RECORDS FOR PROCESSING Start Marker
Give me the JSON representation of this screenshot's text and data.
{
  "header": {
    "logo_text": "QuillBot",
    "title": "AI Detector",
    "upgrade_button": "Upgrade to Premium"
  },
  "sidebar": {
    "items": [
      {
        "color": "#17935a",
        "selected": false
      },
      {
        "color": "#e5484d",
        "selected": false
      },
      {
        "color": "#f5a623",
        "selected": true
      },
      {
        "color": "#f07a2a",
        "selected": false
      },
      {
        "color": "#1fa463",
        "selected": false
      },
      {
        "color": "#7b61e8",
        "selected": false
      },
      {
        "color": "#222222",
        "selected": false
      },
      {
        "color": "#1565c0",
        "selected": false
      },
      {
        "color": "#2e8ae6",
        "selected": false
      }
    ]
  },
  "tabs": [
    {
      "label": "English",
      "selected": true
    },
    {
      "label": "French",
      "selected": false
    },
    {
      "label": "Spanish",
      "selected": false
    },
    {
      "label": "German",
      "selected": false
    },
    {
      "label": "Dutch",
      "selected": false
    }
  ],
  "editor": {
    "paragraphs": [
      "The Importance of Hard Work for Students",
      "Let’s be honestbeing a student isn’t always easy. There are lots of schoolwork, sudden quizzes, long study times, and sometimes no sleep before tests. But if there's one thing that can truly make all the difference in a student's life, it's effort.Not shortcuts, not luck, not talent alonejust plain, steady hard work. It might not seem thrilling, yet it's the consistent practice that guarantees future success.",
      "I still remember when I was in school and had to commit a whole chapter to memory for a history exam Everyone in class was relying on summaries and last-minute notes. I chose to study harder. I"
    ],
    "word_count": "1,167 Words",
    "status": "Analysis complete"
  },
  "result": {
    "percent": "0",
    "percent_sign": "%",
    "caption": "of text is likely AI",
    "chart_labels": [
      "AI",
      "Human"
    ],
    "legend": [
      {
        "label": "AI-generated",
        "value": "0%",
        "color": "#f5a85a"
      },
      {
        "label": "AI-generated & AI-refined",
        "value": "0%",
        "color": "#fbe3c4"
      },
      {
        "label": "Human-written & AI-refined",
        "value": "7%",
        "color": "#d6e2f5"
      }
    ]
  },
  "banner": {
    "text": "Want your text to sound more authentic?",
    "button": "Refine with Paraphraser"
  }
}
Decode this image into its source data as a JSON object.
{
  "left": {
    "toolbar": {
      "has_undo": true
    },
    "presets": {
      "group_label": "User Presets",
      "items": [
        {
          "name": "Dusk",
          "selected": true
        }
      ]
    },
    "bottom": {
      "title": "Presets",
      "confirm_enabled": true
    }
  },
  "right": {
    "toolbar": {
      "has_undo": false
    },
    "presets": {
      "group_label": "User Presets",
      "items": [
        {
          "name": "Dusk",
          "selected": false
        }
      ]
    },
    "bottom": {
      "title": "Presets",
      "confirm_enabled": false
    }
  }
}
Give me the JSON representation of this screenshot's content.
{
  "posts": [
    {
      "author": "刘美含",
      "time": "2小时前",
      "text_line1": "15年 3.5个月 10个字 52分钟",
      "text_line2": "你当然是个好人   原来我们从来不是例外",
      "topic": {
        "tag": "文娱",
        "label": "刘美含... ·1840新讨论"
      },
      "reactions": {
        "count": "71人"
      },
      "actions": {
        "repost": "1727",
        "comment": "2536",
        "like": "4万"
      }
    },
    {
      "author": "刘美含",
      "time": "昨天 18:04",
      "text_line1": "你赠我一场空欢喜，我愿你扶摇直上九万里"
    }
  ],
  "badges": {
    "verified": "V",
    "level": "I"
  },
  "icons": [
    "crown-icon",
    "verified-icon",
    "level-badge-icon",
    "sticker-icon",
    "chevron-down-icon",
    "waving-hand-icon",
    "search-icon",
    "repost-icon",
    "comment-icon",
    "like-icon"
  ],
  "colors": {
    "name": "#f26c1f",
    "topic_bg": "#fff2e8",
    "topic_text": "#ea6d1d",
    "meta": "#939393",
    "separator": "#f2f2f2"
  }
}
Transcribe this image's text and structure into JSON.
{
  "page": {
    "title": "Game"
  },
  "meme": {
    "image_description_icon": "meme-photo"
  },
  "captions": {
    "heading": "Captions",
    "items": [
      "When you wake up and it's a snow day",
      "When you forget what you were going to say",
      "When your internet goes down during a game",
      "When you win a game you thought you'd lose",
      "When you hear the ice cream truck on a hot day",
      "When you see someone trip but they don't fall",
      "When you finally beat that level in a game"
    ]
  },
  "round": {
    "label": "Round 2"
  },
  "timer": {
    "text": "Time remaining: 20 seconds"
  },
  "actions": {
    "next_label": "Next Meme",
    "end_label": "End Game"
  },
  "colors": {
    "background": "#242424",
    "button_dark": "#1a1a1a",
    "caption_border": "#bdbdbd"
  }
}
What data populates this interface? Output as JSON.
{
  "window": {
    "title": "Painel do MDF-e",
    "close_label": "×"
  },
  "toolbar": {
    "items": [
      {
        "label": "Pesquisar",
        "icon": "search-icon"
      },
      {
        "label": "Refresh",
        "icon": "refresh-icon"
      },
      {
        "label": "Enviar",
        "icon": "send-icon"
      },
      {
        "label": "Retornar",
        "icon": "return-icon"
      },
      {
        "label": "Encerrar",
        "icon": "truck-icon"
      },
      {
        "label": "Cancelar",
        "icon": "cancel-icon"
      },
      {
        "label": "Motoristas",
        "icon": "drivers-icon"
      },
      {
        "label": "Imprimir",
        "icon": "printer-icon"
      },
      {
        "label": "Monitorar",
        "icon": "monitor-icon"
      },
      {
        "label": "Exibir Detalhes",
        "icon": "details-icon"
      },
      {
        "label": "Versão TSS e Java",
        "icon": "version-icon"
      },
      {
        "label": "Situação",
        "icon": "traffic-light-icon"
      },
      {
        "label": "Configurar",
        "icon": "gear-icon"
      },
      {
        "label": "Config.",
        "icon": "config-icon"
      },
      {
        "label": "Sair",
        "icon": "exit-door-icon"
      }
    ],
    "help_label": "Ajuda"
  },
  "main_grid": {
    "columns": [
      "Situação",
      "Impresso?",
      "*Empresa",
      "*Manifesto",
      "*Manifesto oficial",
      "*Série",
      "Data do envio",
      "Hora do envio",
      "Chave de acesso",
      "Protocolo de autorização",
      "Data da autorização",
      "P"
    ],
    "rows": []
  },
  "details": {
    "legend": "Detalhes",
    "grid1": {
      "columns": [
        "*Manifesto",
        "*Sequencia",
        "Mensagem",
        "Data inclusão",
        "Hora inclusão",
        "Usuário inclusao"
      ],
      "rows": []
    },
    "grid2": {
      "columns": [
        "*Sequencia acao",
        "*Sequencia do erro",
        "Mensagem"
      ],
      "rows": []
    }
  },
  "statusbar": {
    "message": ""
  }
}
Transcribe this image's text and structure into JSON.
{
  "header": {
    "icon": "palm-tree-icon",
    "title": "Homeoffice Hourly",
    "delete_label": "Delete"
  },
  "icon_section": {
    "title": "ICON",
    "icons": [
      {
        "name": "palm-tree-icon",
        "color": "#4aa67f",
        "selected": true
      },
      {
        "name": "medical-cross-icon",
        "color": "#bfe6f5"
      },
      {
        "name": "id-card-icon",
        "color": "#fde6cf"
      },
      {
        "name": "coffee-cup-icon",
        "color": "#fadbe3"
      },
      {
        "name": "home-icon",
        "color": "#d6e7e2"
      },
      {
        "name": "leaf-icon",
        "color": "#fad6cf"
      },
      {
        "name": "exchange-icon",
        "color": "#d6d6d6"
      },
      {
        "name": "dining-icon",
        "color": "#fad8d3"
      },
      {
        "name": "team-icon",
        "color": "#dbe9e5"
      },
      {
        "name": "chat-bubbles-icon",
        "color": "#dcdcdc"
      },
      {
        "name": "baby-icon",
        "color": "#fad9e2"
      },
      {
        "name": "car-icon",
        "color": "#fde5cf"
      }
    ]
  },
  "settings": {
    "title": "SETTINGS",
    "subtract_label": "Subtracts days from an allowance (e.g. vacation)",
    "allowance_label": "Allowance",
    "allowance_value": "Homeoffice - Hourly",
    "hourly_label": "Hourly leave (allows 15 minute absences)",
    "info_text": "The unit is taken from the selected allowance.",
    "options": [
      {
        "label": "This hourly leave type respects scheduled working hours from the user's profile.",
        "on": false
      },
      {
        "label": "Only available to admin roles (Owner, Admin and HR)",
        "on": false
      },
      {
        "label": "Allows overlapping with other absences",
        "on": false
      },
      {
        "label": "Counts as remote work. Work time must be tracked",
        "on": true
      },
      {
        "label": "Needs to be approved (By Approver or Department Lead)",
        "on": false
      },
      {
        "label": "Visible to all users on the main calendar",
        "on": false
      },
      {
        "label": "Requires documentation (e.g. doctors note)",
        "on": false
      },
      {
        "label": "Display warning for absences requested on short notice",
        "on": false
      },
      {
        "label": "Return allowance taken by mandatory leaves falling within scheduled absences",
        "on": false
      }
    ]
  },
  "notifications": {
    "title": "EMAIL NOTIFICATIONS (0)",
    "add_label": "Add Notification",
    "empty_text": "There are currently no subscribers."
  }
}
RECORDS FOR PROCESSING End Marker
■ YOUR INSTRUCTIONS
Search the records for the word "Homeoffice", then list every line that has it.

■ RESULT FOR THIS TASK
    "title": "Homeoffice Hourly",
    "allowance_value": "Homeoffice - Hourly",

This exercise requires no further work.